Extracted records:

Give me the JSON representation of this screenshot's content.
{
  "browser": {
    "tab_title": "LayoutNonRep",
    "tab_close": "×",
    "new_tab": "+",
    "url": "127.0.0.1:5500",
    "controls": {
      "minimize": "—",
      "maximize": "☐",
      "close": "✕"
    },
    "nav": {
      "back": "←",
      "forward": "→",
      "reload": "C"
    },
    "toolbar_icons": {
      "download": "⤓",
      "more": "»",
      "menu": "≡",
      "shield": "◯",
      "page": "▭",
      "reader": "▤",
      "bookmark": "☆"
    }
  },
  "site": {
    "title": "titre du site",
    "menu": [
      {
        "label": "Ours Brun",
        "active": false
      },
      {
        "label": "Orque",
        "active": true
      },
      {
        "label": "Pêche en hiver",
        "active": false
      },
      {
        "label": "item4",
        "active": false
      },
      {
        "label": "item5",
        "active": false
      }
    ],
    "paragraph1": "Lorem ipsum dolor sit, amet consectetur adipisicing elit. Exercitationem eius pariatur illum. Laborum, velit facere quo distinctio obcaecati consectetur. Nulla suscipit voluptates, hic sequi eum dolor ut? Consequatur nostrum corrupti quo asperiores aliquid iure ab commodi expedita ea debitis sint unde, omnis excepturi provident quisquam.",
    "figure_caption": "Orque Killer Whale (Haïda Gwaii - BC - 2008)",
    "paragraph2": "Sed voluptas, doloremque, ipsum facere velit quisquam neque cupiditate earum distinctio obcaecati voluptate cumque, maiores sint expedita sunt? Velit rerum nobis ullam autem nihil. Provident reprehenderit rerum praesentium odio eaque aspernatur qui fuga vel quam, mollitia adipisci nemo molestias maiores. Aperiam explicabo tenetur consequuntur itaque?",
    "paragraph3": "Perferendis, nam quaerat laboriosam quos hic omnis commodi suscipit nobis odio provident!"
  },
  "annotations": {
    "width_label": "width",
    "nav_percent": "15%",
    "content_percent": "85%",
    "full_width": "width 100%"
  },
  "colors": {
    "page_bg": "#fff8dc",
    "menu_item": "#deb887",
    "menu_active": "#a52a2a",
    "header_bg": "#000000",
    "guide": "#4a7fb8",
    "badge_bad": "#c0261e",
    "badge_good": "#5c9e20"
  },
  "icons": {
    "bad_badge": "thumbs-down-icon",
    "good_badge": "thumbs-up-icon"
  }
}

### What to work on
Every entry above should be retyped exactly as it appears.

### Result of this task
Give me the JSON representation of this screenshot's content.
{
  "browser": {
    "tab_title": "LayoutNonRep",
    "tab_close": "×",
    "new_tab": "+",
    "url": "127.0.0.1:5500",
    "controls": {
      "minimize": "—",
      "maximize": "☐",
      "close": "✕"
    },
    "nav": {
      "back": "←",
      "forward": "→",
      "reload": "C"
    },
    "toolbar_icons": {
      "download": "⤓",
      "more": "»",
      "menu": "≡",
      "shield": "◯",
      "page": "▭",
      "reader": "▤",
      "bookmark": "☆"
    }
  },
  "site": {
    "title": "titre du site",
    "menu": [
      {
        "label": "Ours Brun",
        "active": false
      },
      {
        "label": "Orque",
        "active": true
      },
      {
        "label": "Pêche en hiver",
        "active": false
      },
      {
        "label": "item4",
        "active": false
      },
      {
        "label": "item5",
        "active": false
      }
    ],
    "paragraph1": "Lorem ipsum dolor sit, amet consectetur adipisicing elit. Exercitationem eius pariatur illum. Laborum, velit facere quo distinctio obcaecati consectetur. Nulla suscipit voluptates, hic sequi eum dolor ut? Consequatur nostrum corrupti quo asperiores aliquid iure ab commodi expedita ea debitis sint unde, omnis excepturi provident quisquam.",
    "figure_caption": "Orque Killer Whale (Haïda Gwaii - BC - 2008)",
    "paragraph2": "Sed voluptas, doloremque, ipsum facere velit quisquam neque cupiditate earum distinctio obcaecati voluptate cumque, maiores sint expedita sunt? Velit rerum nobis ullam autem nihil. Provident reprehenderit rerum praesentium odio eaque aspernatur qui fuga vel quam, mollitia adipisci nemo molestias maiores. Aperiam explicabo tenetur consequuntur itaque?",
    "paragraph3": "Perferendis, nam quaerat laboriosam quos hic omnis commodi suscipit nobis odio provident!"
  },
  "annotations": {
    "width_label": "width",
    "nav_percent": "15%",
    "content_percent": "85%",
    "full_width": "width 100%"
  },
  "colors": {
    "page_bg": "#fff8dc",
    "menu_item": "#deb887",
    "menu_active": "#a52a2a",
    "header_bg": "#000000",
    "guide": "#4a7fb8",
    "badge_bad": "#c0261e",
    "badge_good": "#5c9e20"
  },
  "icons": {
    "bad_badge": "thumbs-down-icon",
    "good_badge": "thumbs-up-icon"
  }
}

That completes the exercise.